Combatting the Global Microchip Crisis in America


The first microchip-integrated circuit was invented by engineers back in 1958, an invention that has revolutionized all technology and changed the world drastically since then. In our era, microchips are building blocks of technology from phones to video game consoles, fridges to space exploring rockets, and our path to virtual reality and artificial intelligence. Microchip production took a hit on the last couple of years, but that’s largely due to an increased demand, one that won’t be going down any time soon and the world is working on producing more to supply it.

Back in 2020, with Covid-19 pandemic lockdowns, working and studying remotely become the new normal and the time spent using our screens is higher than ever. This new reliance on computers has skyrocketed the demand to technological devices such as our smart watches, phones, tablets, and computers.

This stark and sudden increase in our screen time spurred by the pandemic has accelerated the need for microchips, also known as semiconductors. However, due to supply chain disruptions, manufacturing slowdowns, a contentious trade wars between the US and China, and now the Russian invasion of Ukraine – we are now facing a global microchip crisis.

The Issues

One of the most critical manufacturing disruptions to the global microchip supply has been Taiwan’s worst drought in over half a century. Taiwan is the world’s biggest manufacturer of microchips, staking claim to roughly 30% of the industry’s market share. The drought in Taiwan has affected semiconductor production critically, as semiconductor production requires a huge amount of water. In addition, a severe snowstorm in Texas in 2021 forced the closure of two factories due to loss of electricity, followed by a fire in a semiconductor factory in Japan also negatively affected the semiconductor industry.

In September 2021, because of the trade wars between the U.S. and China, the U.S. Government imposed restrictions on China’s largest chip manufacturer, which made it harder to sell their products to the American companies. These restrictions made American companies get their supplies from other countries, like Taiwan, which are at maximum capacity and already struggling to meet the demand.

Last, but certainly not least, the war between Russia and Ukraine has also affected semiconductor production as Ukraine is a major exporter of neon. Ukraine produces more than half of the global neon supply as a byproduct of the Russian steel industry, and as much as 90% of the semiconductor-grade neon used in the United States historically. Russia also exports metals used in certain chip components, which now are affected by trade sanctions from western governments.

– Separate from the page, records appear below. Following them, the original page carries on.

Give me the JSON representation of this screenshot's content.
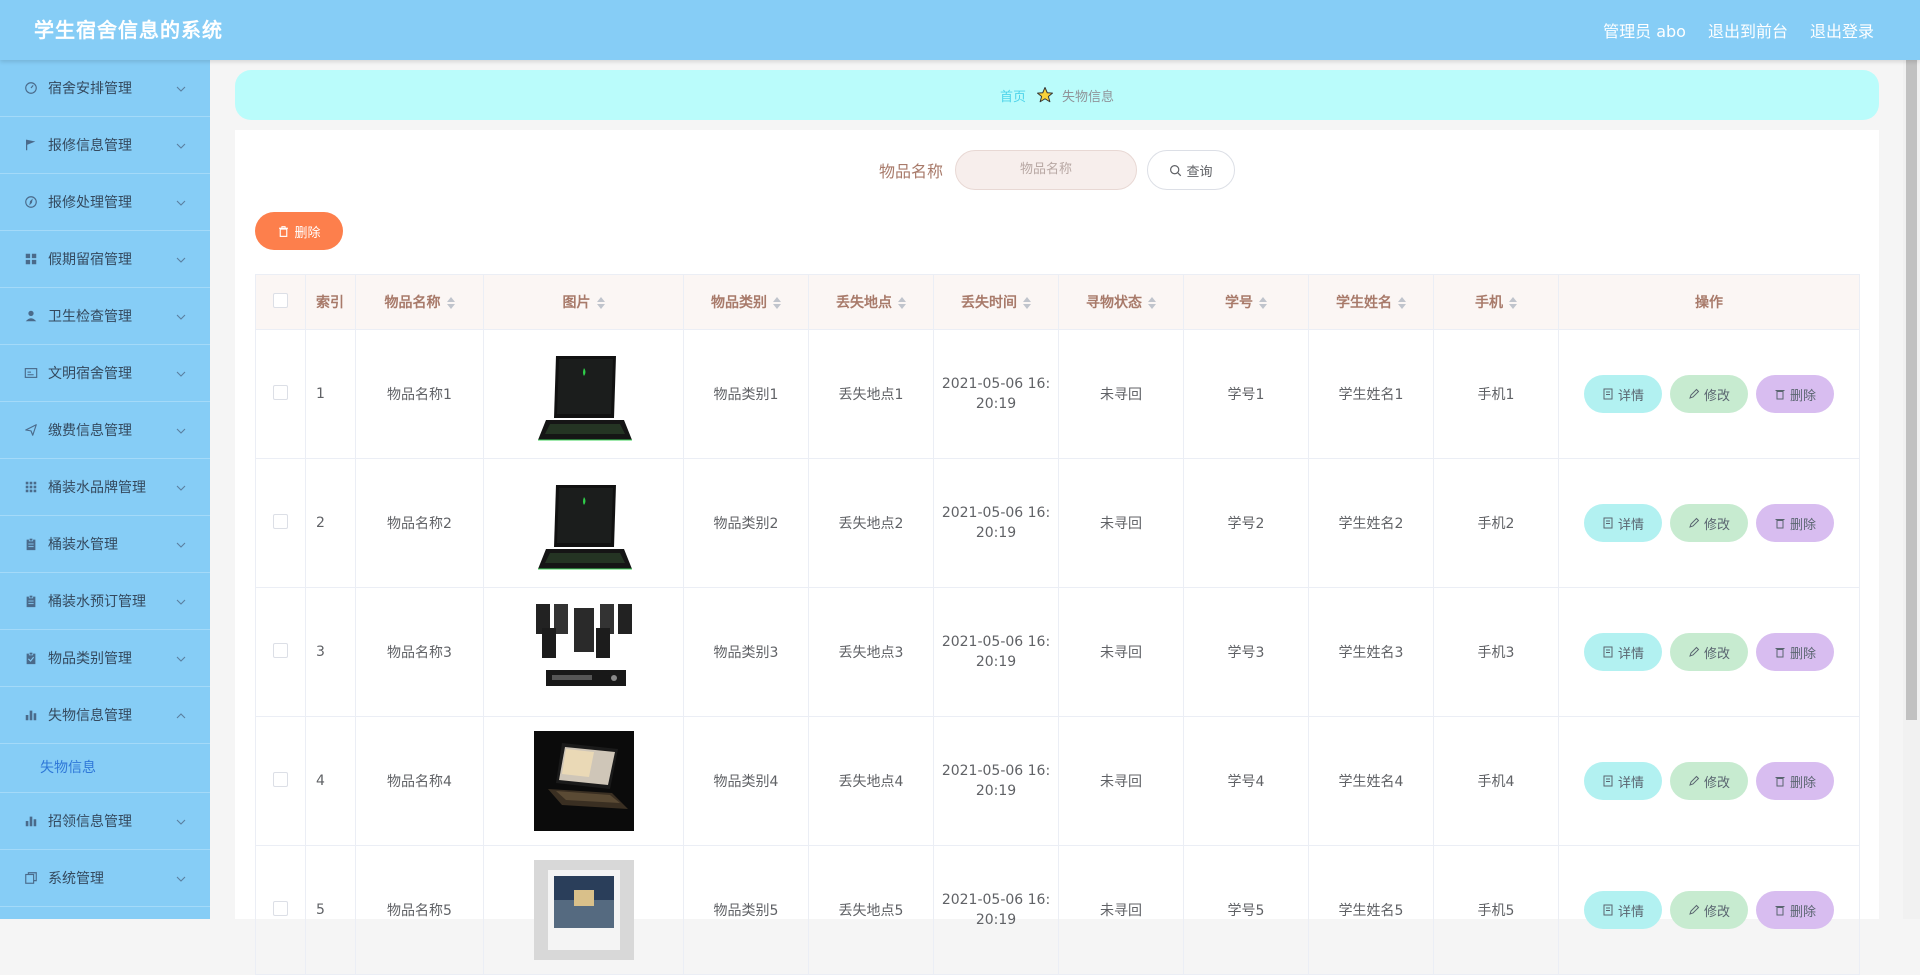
{
  "header": {
    "title": "学生宿舍信息的系统",
    "admin": "管理员 abo",
    "front": "退出到前台",
    "logout": "退出登录"
  },
  "sidebar": {
    "items": [
      {
        "label": "宿舍安排管理",
        "icon": "dashboard-icon"
      },
      {
        "label": "报修信息管理",
        "icon": "flag-icon"
      },
      {
        "label": "报修处理管理",
        "icon": "compass-icon"
      },
      {
        "label": "假期留宿管理",
        "icon": "grid-icon"
      },
      {
        "label": "卫生检查管理",
        "icon": "user-icon"
      },
      {
        "label": "文明宿舍管理",
        "icon": "card-icon"
      },
      {
        "label": "缴费信息管理",
        "icon": "send-icon"
      },
      {
        "label": "桶装水品牌管理",
        "icon": "apps-icon"
      },
      {
        "label": "桶装水管理",
        "icon": "clipboard-icon"
      },
      {
        "label": "桶装水预订管理",
        "icon": "clipboard-icon"
      },
      {
        "label": "物品类别管理",
        "icon": "clipboard-check-icon"
      },
      {
        "label": "失物信息管理",
        "icon": "bar-chart-icon"
      },
      {
        "label": "招领信息管理",
        "icon": "bar-chart-icon"
      },
      {
        "label": "系统管理",
        "icon": "copy-icon"
      }
    ],
    "sub_item": "失物信息"
  },
  "breadcrumb": {
    "home": "首页",
    "current": "失物信息"
  },
  "search": {
    "label": "物品名称",
    "placeholder": "物品名称",
    "button": "查询"
  },
  "toolbar": {
    "delete_label": "删除"
  },
  "table": {
    "headers": [
      "索引",
      "物品名称",
      "图片",
      "物品类别",
      "丢失地点",
      "丢失时间",
      "寻物状态",
      "学号",
      "学生姓名",
      "手机",
      "操作"
    ],
    "rows": [
      {
        "index": "1",
        "name": "物品名称1",
        "image": "laptop",
        "category": "物品类别1",
        "place": "丢失地点1",
        "time_a": "2021-05-06 16:",
        "time_b": "20:19",
        "status": "未寻回",
        "sid": "学号1",
        "student": "学生姓名1",
        "phone": "手机1"
      },
      {
        "index": "2",
        "name": "物品名称2",
        "image": "laptop",
        "category": "物品类别2",
        "place": "丢失地点2",
        "time_a": "2021-05-06 16:",
        "time_b": "20:19",
        "status": "未寻回",
        "sid": "学号2",
        "student": "学生姓名2",
        "phone": "手机2"
      },
      {
        "index": "3",
        "name": "物品名称3",
        "image": "speakers",
        "category": "物品类别3",
        "place": "丢失地点3",
        "time_a": "2021-05-06 16:",
        "time_b": "20:19",
        "status": "未寻回",
        "sid": "学号3",
        "student": "学生姓名3",
        "phone": "手机3"
      },
      {
        "index": "4",
        "name": "物品名称4",
        "image": "laptop-open",
        "category": "物品类别4",
        "place": "丢失地点4",
        "time_a": "2021-05-06 16:",
        "time_b": "20:19",
        "status": "未寻回",
        "sid": "学号4",
        "student": "学生姓名4",
        "phone": "手机4"
      },
      {
        "index": "5",
        "name": "物品名称5",
        "image": "photo",
        "category": "物品类别5",
        "place": "丢失地点5",
        "time_a": "2021-05-06 16:",
        "time_b": "20:19",
        "status": "未寻回",
        "sid": "学号5",
        "student": "学生姓名5",
        "phone": "手机5"
      }
    ],
    "actions": {
      "detail": "详情",
      "edit": "修改",
      "delete": "删除"
    }
  },
  "colors": {
    "header_bg": "#86cdf6",
    "breadcrumb_bg": "#bafcfb",
    "delete_btn": "#fd7f4c",
    "detail_btn": "#b2f1f1",
    "edit_btn": "#c7ebd0",
    "remove_btn": "#d8bdf0"
  }
}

With these issues in mind, the production capacity couldn’t keep up with the demand and has made a global microchip crisis inevitable. Automotive and consumer electronics industries are the ones most effected and most struggled industries among many others. Microchips are used in almost every electronic device we use today, including smartphones, gaming consoles, cars, and medical equipment, not to mention weaponry. It’s no surprise that all the manufacturers are having troubles because of global microchip crisis.

Changes to the Changing Landscape

While it has been almost two years since the global microchip shortage has started, the U.S. House of Representatives passed a historic bill on last Thursday, July 27th, which will accelerate and strengthen the manufacturing of semiconductors in America by providing billions of dollars in subsidies to the domestic microchip manufacturing companies.

The CHIPS for America Act, short for the Creating Helpful Incentives to Produce Semiconductors for America Act, will incentivize domestic microchip companies to design, research, develop, and manufacture semiconductors. It aims to increase the supply of microchips and market share of the U.S. in the global market. The Act will also provide billions of dollars in tax credits to encourage investment in chip manufacturing.

The legislation which also aims to make the U.S. less reliant on other countries such as China for manufacturing, was passed hours after Biden had a telephone call with Chinese President Xi Jinping. It sets up to be another move from the U.S. in its ongoing trade war with China. Biden has also tweeted the sentiment of this act, seen below, stating that from now the U.S. Government will work for bringing microchip manufacturers back home.

It “is exactly what we need to be doing to grow our economy right now,” Biden said in a statement after the vote. “I look forward to signing this bill into law.” The legislation is on Biden’s desk now, just awaiting for his signature to become law.